Updated: Summer 2015
Gotobiki, Kamikura Shrine, Shingu, Mie. Spring 2004
Gotobiki is a huge boulder on a cliff of Mt. Gongenyama overlooking Shingu City. It's is worshiped as a kami at Kamikura Shrine. In the morning, for exercise, locals cliimb the steep stone stairs to the shrine.
Hashiguiiwa (“Bridge Post Stones”), Wakayama. Spring 2004
Hashiguiiwa (“Bridge Post Stones”) is located along the road to Kushimoto from Shingu.
Hana no Iwaya, Mie. Spring 2004
Hana no Iwaya is said to be the rocks used by the creation god Izanagi to block up a passageway to the underworld, a legend told in first histories of Japan, Kojiki and Nihon shoki, complied at the beginning of the eighth century.
Tatsukushi (“Dragon Skewers”), Ashizuri, Kochi, Shikoku. Fall 2006
Tojimbo. Kaga Coast, Fukui. Winter 2008
Basaltic rocks along the Kaga Coast, eroded by the sea.
Meoto Iwa ("Married Rocks")
Meoto Iwa ("Married Rocks") appear along the coast in several places, joined by shimenawa (rice straw ropes). The most famous Meoto Iwa is at Futami, Mie, where visitors stop to view the sunrise between the rocks.
To left: Meoto Iwa, Spring 2004. Top Right: Noto, Ishikawa, Winter 2008. Below: Kochi Coast, Shikoku, Summer 2009.
Shishiiwa (“Lion Rock”). Mie, Wakayama. Spring 2004
Located on the north end of Shichigahama, Shishiiwa overlooks the rocky beach.
Ningyō Iwa (“Human-Figure Rocks”). Satsuma-Sendai, Kagoshima. Spring 2011
Located on Nishikata Beach on the shore of the East China Sea, these rocks are named "Ningyō-iwa" because they looks like a parent-child doll set.
Sesshoseki (“Killing Stone”). Nasu, Tochigi. Fall 2009
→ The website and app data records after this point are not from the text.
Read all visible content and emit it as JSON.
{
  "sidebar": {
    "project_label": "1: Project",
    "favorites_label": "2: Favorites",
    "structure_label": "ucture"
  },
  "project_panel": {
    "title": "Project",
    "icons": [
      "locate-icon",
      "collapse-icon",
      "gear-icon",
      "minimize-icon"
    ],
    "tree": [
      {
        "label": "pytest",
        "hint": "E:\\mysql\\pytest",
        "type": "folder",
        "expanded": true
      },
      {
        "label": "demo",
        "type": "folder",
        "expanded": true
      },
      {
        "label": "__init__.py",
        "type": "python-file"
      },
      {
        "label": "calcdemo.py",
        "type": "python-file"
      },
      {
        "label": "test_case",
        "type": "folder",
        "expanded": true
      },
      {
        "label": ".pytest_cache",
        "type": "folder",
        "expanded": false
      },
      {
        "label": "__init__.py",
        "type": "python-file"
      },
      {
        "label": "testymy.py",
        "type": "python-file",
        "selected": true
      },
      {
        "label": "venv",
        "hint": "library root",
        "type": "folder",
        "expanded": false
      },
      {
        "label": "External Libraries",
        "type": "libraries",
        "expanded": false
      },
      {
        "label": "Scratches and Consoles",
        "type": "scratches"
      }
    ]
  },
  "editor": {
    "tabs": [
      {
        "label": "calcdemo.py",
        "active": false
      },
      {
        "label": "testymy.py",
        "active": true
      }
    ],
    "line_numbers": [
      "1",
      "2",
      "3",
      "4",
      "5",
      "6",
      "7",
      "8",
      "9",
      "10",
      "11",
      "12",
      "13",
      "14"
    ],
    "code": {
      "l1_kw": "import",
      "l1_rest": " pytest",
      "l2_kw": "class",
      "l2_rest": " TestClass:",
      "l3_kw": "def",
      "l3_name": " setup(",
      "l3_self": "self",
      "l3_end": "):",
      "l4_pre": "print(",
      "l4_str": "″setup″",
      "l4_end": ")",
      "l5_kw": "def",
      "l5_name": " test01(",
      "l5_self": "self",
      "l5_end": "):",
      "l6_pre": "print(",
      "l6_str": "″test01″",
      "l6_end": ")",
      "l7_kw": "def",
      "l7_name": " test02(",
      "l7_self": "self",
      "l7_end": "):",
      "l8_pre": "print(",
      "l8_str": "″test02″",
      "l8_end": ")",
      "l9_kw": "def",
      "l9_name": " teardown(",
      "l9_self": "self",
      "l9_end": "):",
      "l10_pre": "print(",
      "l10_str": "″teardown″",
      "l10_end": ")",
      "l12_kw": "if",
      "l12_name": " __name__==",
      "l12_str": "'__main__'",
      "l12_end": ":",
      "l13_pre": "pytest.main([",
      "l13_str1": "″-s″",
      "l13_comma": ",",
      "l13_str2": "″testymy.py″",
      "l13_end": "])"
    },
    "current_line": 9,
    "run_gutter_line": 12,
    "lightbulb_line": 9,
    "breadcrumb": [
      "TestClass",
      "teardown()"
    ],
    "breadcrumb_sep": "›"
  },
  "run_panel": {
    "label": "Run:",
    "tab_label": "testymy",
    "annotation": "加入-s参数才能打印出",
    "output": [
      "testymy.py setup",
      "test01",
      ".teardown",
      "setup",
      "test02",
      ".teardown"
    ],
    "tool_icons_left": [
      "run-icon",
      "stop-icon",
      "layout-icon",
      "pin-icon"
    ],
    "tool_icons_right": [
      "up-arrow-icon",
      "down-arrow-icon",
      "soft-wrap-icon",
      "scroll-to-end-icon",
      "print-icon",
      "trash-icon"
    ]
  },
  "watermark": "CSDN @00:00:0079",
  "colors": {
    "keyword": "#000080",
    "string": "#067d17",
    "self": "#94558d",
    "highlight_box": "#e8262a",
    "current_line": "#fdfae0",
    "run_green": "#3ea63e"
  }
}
Made famous by Basho on his journey to Oku, this stone is located in a sulphurous valley north of Tokyo, below Mt. Chausudake. He noted “a pile of dead bees, butterflies, and other insects” around the stone.
The story of the stone is this: an evil nine-tailed fox spirit was hunted down and killed in Nasu and congealed into the rock, which emitted a poisonous gas that killled anything that came near it. Later, a Zen priest traveling through Nasu heard about the killing stone. He performed an exorcism to release the spirit. The stone broke apart, and the spirit emerged and asked to be enlightened to the Buddhist Law. After being saved, the spirit promised to do no more evil and vanished.
Kurozuka (“Black Mound”), Nihonmatsu, Fukushima. Fall 2009
This group of rocks at Kanze Temple is said to be the former home of a cannibalistic oni-baba (demon woman), who killed and ate travelers. Her evil spirit was destroyed through the prayers of a traveling priest. The story is told in the Noh drama "Adachigahara," the name of the area in Nihonmatsu where these rocks are located. A pond neaby is called "the Pond of Blood," where the onibaba washed her bloody knife. When we were there a black popped up from behind a rock.
Tatamigaura (“Reed-Mat Coast”), Iwami, Shimane. Summer 2009
From a small harbor town in Iwami, a tunnel leads out to a rocky shoreline where stones protrude like mushroom from the flat surface.
Ishibutai Tomb, Nara. Spring 2008
Turtle Rock (Hand-Carved Face), Asuka, Nara. Fall 2014
Turtle Rocks, Cape Hajikizaki, Sado Island. Summer 2015